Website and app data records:
•••
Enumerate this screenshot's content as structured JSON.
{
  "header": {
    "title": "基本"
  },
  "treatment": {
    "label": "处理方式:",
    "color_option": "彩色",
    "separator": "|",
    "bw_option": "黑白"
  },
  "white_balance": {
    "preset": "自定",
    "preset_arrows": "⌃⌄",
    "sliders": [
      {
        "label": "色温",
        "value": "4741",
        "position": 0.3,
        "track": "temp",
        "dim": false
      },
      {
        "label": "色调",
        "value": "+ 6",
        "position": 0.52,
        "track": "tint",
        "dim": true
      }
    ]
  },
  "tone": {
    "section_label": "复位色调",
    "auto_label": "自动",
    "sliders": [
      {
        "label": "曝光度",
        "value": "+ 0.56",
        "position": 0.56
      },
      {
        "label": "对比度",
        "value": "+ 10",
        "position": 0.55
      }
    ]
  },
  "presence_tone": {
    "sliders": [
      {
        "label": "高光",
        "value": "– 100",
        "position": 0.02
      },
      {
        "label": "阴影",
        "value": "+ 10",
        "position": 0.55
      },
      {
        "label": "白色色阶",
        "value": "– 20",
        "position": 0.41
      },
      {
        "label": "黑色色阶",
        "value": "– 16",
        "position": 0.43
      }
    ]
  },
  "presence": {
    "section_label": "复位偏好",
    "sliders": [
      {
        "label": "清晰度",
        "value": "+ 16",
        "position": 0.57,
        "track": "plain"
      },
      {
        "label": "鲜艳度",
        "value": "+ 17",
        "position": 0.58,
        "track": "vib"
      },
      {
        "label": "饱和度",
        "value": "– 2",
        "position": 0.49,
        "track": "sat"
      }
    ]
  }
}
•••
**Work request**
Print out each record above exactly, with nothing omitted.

**Solution for this task**
Enumerate this screenshot's content as structured JSON.
{
  "header": {
    "title": "基本"
  },
  "treatment": {
    "label": "处理方式:",
    "color_option": "彩色",
    "separator": "|",
    "bw_option": "黑白"
  },
  "white_balance": {
    "preset": "自定",
    "preset_arrows": "⌃⌄",
    "sliders": [
      {
        "label": "色温",
        "value": "4741",
        "position": 0.3,
        "track": "temp",
        "dim": false
      },
      {
        "label": "色调",
        "value": "+ 6",
        "position": 0.52,
        "track": "tint",
        "dim": true
      }
    ]
  },
  "tone": {
    "section_label": "复位色调",
    "auto_label": "自动",
    "sliders": [
      {
        "label": "曝光度",
        "value": "+ 0.56",
        "position": 0.56
      },
      {
        "label": "对比度",
        "value": "+ 10",
        "position": 0.55
      }
    ]
  },
  "presence_tone": {
    "sliders": [
      {
        "label": "高光",
        "value": "– 100",
        "position": 0.02
      },
      {
        "label": "阴影",
        "value": "+ 10",
        "position": 0.55
      },
      {
        "label": "白色色阶",
        "value": "– 20",
        "position": 0.41
      },
      {
        "label": "黑色色阶",
        "value": "– 16",
        "position": 0.43
      }
    ]
  },
  "presence": {
    "section_label": "复位偏好",
    "sliders": [
      {
        "label": "清晰度",
        "value": "+ 16",
        "position": 0.57,
        "track": "plain"
      },
      {
        "label": "鲜艳度",
        "value": "+ 17",
        "position": 0.58,
        "track": "vib"
      },
      {
        "label": "饱和度",
        "value": "– 2",
        "position": 0.49,
        "track": "sat"
      }
    ]
  }
}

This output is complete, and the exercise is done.